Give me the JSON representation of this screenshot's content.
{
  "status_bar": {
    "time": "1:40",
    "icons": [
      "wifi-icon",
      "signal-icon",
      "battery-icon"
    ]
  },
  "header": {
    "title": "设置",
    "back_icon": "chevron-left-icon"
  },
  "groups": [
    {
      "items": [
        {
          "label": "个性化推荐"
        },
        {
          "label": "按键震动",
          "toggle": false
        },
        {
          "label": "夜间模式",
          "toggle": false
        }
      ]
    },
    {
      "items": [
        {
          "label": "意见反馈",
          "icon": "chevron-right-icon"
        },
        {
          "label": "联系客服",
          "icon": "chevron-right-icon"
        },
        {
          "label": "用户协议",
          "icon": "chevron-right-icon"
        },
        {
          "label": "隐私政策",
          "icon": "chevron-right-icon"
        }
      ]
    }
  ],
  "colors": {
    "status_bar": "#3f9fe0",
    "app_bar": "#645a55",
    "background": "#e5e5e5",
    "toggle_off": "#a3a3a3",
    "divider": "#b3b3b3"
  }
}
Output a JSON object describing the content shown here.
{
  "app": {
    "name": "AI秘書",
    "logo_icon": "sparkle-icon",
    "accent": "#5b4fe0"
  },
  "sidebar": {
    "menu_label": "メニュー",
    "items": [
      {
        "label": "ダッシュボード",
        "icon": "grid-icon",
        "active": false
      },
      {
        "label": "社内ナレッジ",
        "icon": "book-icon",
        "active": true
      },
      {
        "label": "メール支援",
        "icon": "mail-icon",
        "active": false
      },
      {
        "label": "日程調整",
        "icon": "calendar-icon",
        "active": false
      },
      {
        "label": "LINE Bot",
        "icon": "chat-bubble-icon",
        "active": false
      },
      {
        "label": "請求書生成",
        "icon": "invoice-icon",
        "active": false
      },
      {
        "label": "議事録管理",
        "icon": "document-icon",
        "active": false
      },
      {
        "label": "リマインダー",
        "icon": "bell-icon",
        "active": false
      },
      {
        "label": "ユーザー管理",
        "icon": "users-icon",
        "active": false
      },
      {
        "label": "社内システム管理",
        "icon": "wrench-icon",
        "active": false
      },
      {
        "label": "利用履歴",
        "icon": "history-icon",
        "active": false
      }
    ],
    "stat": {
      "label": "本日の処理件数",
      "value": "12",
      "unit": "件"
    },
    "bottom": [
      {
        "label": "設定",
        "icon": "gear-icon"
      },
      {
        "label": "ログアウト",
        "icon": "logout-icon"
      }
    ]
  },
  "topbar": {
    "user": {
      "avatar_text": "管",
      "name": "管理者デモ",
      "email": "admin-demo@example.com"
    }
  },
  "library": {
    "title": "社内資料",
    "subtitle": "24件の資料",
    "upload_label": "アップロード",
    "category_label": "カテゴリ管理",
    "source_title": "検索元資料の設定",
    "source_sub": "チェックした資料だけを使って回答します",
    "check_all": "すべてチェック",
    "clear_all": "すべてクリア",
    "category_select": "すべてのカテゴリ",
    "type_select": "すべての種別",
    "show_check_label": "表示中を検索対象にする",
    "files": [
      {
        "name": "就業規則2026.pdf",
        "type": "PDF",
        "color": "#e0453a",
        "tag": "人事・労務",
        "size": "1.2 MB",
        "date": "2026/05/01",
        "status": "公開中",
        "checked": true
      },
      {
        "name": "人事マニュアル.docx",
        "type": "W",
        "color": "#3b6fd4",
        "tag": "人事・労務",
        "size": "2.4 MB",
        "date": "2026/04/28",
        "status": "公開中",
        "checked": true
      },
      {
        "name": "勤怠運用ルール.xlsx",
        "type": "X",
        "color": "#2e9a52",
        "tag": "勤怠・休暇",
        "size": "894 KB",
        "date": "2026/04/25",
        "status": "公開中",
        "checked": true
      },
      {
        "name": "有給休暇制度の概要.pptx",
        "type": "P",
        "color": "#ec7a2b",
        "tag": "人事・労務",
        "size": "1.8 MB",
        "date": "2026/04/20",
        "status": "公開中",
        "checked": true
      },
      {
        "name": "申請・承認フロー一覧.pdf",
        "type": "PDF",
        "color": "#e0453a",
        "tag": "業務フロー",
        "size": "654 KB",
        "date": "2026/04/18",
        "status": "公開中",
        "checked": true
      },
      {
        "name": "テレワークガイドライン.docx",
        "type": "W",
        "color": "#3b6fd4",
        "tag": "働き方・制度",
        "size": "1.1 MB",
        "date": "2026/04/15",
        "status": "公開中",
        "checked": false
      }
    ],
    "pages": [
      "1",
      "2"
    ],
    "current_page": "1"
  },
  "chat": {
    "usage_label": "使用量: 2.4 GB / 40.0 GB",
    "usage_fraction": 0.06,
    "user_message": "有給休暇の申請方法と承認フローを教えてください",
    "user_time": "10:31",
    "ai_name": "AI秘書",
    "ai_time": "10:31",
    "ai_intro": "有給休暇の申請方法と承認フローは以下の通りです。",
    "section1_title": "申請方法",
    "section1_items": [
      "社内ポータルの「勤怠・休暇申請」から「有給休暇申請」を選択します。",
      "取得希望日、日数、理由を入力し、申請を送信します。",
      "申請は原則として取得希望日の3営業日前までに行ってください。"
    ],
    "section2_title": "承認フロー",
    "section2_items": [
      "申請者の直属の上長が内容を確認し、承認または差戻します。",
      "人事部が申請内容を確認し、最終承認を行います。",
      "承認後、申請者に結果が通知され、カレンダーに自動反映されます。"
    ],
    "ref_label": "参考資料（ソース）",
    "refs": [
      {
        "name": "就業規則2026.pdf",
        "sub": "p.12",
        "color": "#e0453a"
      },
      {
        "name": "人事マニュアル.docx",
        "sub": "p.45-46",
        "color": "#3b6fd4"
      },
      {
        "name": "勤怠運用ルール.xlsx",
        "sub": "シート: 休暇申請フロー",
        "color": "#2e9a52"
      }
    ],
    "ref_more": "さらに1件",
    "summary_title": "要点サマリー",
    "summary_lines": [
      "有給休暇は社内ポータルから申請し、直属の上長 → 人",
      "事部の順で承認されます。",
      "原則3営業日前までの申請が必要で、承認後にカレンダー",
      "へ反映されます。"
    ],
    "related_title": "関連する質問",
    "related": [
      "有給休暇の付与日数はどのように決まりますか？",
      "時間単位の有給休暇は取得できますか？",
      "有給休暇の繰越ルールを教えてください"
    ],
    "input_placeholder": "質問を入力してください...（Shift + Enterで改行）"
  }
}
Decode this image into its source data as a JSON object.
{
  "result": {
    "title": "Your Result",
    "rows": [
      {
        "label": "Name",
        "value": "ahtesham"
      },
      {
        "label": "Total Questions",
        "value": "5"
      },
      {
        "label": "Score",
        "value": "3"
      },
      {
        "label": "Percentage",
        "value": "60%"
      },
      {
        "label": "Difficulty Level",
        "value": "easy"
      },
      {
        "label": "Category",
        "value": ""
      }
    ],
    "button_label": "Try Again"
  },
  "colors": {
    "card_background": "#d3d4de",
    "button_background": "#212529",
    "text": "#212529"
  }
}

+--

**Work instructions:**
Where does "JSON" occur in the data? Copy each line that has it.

**Written response:**
Give me the JSON representation of this screenshot's content.
Output a JSON object describing the content shown here.
Decode this image into its source data as a JSON object.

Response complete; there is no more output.